EXERCISE DESCRIPTION: Please report how many lines below contain "Alter", writing nothing except the number.

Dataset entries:
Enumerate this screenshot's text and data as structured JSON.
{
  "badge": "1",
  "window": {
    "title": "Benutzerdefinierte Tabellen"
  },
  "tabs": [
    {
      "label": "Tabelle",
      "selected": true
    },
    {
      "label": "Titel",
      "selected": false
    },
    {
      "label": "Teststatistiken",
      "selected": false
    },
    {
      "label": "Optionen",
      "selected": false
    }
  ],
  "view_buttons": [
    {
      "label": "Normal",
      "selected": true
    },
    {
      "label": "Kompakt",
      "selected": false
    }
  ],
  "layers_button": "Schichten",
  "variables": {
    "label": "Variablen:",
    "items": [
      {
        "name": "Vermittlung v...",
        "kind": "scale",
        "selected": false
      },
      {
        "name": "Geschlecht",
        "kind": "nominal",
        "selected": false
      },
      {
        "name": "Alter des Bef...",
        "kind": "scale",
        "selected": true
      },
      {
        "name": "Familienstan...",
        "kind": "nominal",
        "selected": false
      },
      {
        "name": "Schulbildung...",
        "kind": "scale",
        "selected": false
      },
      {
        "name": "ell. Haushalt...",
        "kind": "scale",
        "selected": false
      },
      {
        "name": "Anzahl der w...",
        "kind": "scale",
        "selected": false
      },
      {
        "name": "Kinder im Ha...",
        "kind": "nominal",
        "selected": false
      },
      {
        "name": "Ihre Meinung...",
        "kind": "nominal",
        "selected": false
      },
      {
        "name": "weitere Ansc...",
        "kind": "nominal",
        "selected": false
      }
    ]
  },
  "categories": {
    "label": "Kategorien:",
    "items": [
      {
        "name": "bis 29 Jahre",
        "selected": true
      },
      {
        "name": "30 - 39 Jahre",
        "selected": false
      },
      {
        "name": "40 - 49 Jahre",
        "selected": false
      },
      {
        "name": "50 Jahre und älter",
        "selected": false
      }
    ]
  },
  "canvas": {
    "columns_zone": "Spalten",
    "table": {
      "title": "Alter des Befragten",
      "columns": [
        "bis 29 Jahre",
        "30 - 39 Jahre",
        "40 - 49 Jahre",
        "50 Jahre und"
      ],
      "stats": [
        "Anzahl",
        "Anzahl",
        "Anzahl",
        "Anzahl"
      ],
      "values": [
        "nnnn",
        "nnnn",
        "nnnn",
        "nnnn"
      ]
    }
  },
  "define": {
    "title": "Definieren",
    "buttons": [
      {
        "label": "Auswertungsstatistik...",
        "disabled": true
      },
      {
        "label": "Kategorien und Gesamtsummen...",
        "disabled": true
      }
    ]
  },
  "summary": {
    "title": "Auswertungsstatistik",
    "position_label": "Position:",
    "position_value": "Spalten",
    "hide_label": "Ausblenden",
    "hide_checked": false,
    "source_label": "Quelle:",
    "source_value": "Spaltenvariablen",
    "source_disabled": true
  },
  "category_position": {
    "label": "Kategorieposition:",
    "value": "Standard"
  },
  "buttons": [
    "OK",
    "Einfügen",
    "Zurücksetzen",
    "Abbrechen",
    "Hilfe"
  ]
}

YOUR RESPONSE: 2